I was stuck in the muddling of my thoughts, thinking about what I had to do for the day. It was very insignificant compared to what he was telling me earlier — “Oh, I just told my parents we’re getting married!” — and he felt hurt. My unenthusiastic face and avoidance of the conversation, because I was so immersed into what I was doing (thanks to my workaholism), had made him believe, for a minute, that I wasn’t interested in marrying him. And he asked me, in all seriousness, if that was the case.

Of course, it wasn’t. In fact, I was excited about marrying him, but for some reason, his response broke me into tears and I couldn’t stop.

Why the heck was I crying?

Embarrassed by my reaction and the confused look he gave me, I stormed out the room.

What exactly did I do wrong?

As my mind tried to craft a justifiable answer, a flood of thoughts rushed in:

Maybe I should just leave for a few hours and make him feel worried about me. Then maybe he wouldn’t act as rash as he just did. Or maybe I should tell him how annoying he is whenever he interrupts my flow when writing. Doesn’t he know I’m working hard to support us? Doesn’t he know I’m only trying to help? I mean, I did clean the bathroom and vacuum the floors, didn’t I? Don’t I deserve a little appreciation, a little respect, for everything I’ve done? Why does he have to be so emotional? Why does he always have to pick on my flaws?
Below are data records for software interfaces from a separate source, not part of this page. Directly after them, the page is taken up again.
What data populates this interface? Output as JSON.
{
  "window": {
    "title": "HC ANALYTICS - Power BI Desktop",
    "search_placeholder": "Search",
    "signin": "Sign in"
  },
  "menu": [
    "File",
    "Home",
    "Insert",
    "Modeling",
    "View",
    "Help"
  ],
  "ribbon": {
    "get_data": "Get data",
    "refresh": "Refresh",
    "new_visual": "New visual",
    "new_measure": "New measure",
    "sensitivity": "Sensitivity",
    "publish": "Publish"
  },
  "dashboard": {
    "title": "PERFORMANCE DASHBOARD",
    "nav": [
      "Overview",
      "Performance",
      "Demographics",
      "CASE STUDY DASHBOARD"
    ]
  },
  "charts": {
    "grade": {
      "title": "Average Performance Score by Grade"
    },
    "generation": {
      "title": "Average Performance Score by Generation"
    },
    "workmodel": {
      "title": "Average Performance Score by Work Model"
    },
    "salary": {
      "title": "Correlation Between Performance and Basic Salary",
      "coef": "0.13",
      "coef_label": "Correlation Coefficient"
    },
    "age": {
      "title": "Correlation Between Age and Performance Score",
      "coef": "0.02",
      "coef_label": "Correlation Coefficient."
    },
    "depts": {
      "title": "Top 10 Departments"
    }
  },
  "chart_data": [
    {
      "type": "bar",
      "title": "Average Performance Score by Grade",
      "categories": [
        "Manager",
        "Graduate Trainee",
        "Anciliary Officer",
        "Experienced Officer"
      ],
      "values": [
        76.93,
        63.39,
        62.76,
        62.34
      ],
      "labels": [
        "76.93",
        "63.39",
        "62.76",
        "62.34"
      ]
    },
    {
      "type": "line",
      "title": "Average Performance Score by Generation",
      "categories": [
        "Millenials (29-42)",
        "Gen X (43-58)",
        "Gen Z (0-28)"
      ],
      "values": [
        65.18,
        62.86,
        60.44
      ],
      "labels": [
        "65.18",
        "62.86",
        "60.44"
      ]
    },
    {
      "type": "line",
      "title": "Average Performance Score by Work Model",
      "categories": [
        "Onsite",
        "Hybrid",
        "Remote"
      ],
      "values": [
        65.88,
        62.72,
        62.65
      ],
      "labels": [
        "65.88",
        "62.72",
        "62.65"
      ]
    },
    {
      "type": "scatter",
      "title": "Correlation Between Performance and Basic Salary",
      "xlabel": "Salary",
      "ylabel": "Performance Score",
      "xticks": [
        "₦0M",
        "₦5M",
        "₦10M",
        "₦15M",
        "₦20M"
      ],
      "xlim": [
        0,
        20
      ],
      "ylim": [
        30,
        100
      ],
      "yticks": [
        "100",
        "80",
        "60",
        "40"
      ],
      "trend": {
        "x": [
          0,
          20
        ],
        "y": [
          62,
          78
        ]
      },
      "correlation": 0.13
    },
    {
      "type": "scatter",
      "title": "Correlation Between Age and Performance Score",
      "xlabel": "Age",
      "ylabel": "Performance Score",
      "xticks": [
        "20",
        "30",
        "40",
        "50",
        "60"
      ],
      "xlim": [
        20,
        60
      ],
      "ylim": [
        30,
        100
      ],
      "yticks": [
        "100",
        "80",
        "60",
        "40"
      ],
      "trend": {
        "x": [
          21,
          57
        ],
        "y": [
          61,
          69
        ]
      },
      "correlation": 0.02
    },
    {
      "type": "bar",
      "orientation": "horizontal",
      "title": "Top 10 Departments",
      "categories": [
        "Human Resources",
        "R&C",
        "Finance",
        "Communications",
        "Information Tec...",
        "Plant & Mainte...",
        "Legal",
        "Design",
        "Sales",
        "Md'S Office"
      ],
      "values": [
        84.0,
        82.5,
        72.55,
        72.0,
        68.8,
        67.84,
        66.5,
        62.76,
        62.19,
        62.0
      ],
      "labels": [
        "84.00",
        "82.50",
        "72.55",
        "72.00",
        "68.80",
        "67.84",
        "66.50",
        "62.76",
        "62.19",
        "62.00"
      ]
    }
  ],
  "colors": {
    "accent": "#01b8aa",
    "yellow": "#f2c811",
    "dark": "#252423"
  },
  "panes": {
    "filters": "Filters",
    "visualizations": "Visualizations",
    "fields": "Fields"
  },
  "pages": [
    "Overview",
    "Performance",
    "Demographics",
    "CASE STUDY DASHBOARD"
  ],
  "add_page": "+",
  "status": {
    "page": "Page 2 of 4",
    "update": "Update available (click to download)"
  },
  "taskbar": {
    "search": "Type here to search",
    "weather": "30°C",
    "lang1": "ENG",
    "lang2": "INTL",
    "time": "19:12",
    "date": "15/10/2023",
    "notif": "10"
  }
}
The thoughts went on and on and on, lodging itself deeper and deeper into my head.

I was terrified.

Was this really me? Was I truly undeserving of his attitude towards me?

The more I kept thinking, the more emotional I got.

Maybe I am right. Maybe I do deserve better. I mean, it’s not like I’m trying to hurt anyone. It’s not in my personality to be mean or rude. Maybe he’s just being sensitive.

As uncomfortable as I was, hearing this other voice in my head, I quickly turned towards the ceiling, closed my eyes and inhaled deeply, slowly releasing every tension I had felt in my body, through my nose.

Suddenly, my thoughts quieted down. My heart relaxed. It became clear to me, after going through awfully similar incidents, that this was my default mode for escaping reality — the reality of being wrong, of being irresponsible, for my behavior.

It wasn’t my boyfriend’s fault that I was feeling the way I did — upset, angry and annoyed. It was me.

I was the one who couldn’t shift my attention well enough to see what was more important in life. I was the one who couldn’t express the same amount of energy and enthusiasm as he did when I got excited. I was the one who couldn’t feel how it feels to be brushed off.

I hate the feeling of being wrong, worst admitting it, but I’d hate it even more if I can’t think straight, if I keep letting my emotions rule my life, if I keep holding myself back from understanding the very flaws I need to work on.

After writing this all down in my journal (it’s proven to help you gain perspective on your experiences and find lessons in them), I realized there was something else I had learned about our minds: They’re flawed. We can’t discern what’s real and what’s imagined, what we’re thinking about and what’s actually happening. Whatever we choose to focus on — whether that’s an image or an emotion — we process it through our minds as real.

It’s why dreams can feel so real, why visualization helps athletes become world-class, why kids are more resistant to pain when they imagine themselves as Superman and why I almost believed my boyfriend was bad. Our minds are ingeniously built to adapt, and if we can guide it to see the good in the bad or to accept our flaws and fix them, we can change who we want to become.

And if my desire is to become a better person by being more aware, at shifting my focus and controlling my emotions, then by all means I’ll keep fighting with my brain.

…until I get there.

Note: My boyfriend never intends to hurt me or cause me pain. He always does things for my best interest and tries to help me out whenever I need it, as I do for him. The only reason why I summoned the thoughts I did was because when you’re emotionally upset, your mind tends to pick on the teeniest things that’ve bothered you in the past which explains how one negative thought can snowball into many others. This is part of human nature; our minds do this to protect us from those who we think have caused us pain when in reality, we’re usually overreacting.


This post took 19 hours, 47 minutes to write.